TASK BRIEF:
Extract every entry word for word. Skip the pictures.

Stored items from a collection:
>>
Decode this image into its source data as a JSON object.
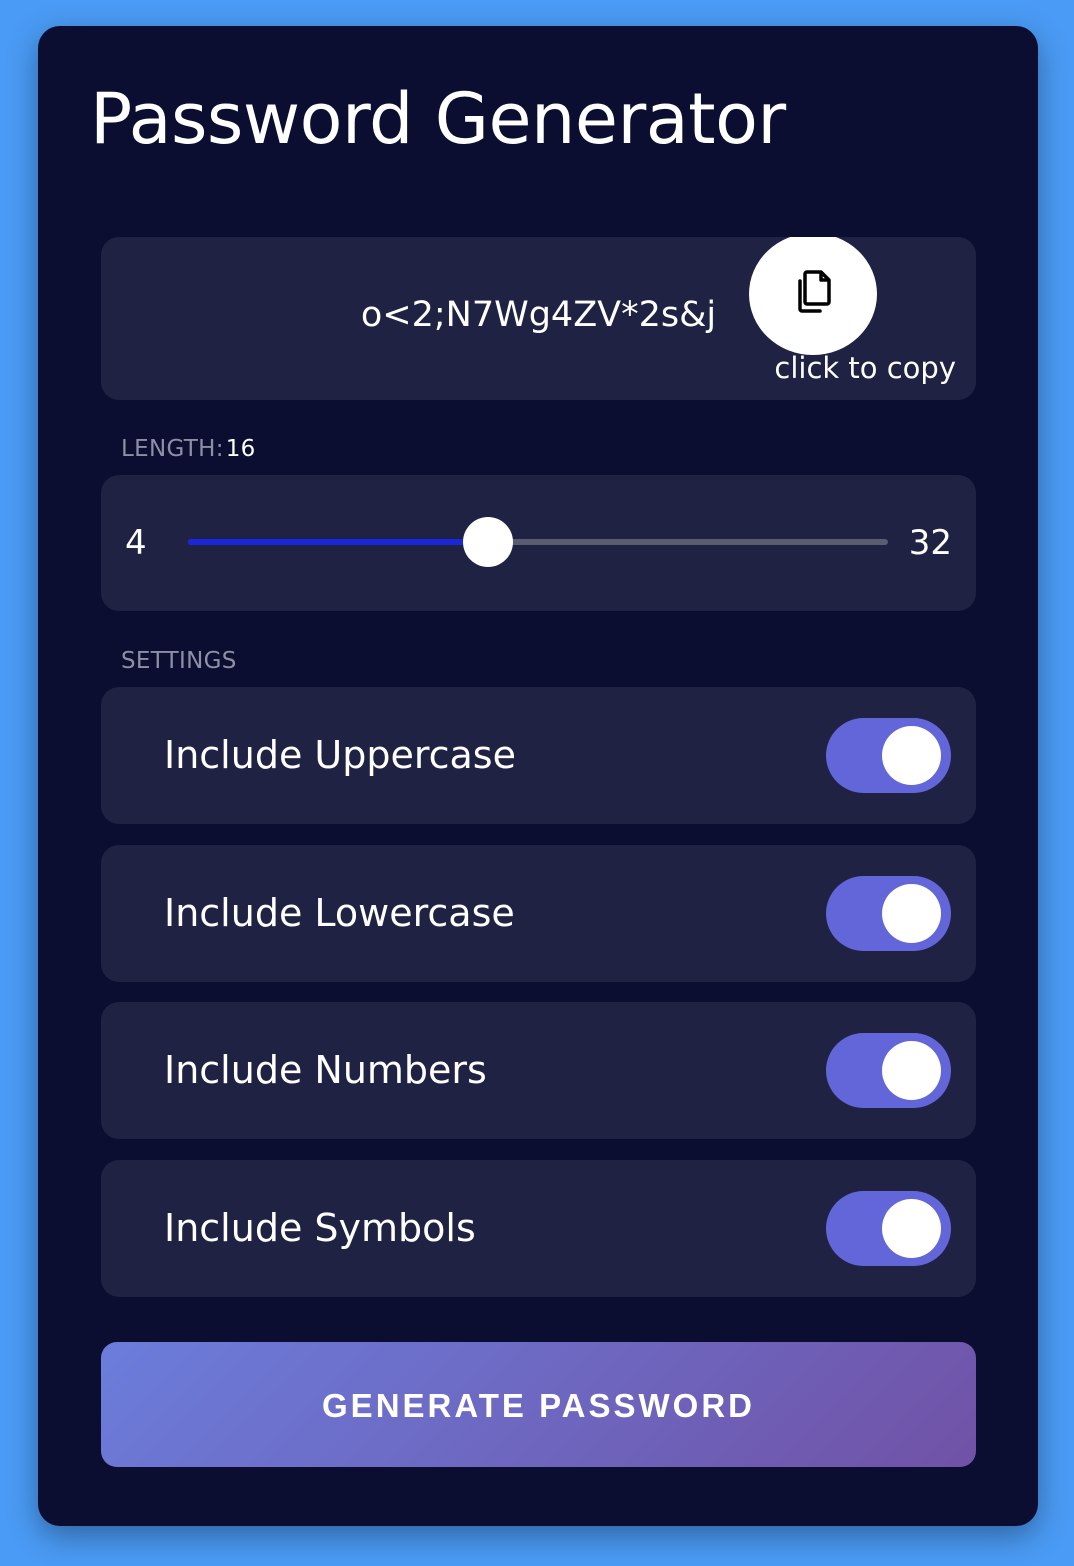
{
  "app": {
    "title": "Password Generator"
  },
  "result": {
    "password": "o<2;N7Wg4ZV*2s&j",
    "copy_icon": "clipboard-copy-icon",
    "copy_hint": "click to copy"
  },
  "length": {
    "label": "LENGTH:",
    "value": "16",
    "min": "4",
    "max": "32",
    "current": 16
  },
  "settings": {
    "label": "SETTINGS",
    "items": [
      {
        "label": "Include Uppercase",
        "enabled": true
      },
      {
        "label": "Include Lowercase",
        "enabled": true
      },
      {
        "label": "Include Numbers",
        "enabled": true
      },
      {
        "label": "Include Symbols",
        "enabled": true
      }
    ]
  },
  "actions": {
    "generate_label": "GENERATE PASSWORD"
  },
  "colors": {
    "page_background": "#4a9bf5",
    "card_background": "#0b0e30",
    "panel_background": "#1f2243",
    "slider_fill": "#1a27d8",
    "toggle_on": "#6366d8",
    "button_gradient_start": "#6b7ddb",
    "button_gradient_end": "#7052a6"
  }
}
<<
OUTPUT OF THE EXERCISE:
Decode this image into its source data as a JSON object.
{
  "app": {
    "title": "Password Generator"
  },
  "result": {
    "password": "o<2;N7Wg4ZV*2s&j",
    "copy_icon": "clipboard-copy-icon",
    "copy_hint": "click to copy"
  },
  "length": {
    "label": "LENGTH:",
    "value": "16",
    "min": "4",
    "max": "32",
    "current": 16
  },
  "settings": {
    "label": "SETTINGS",
    "items": [
      {
        "label": "Include Uppercase",
        "enabled": true
      },
      {
        "label": "Include Lowercase",
        "enabled": true
      },
      {
        "label": "Include Numbers",
        "enabled": true
      },
      {
        "label": "Include Symbols",
        "enabled": true
      }
    ]
  },
  "actions": {
    "generate_label": "GENERATE PASSWORD"
  },
  "colors": {
    "page_background": "#4a9bf5",
    "card_background": "#0b0e30",
    "panel_background": "#1f2243",
    "slider_fill": "#1a27d8",
    "toggle_on": "#6366d8",
    "button_gradient_start": "#6b7ddb",
    "button_gradient_end": "#7052a6"
  }
}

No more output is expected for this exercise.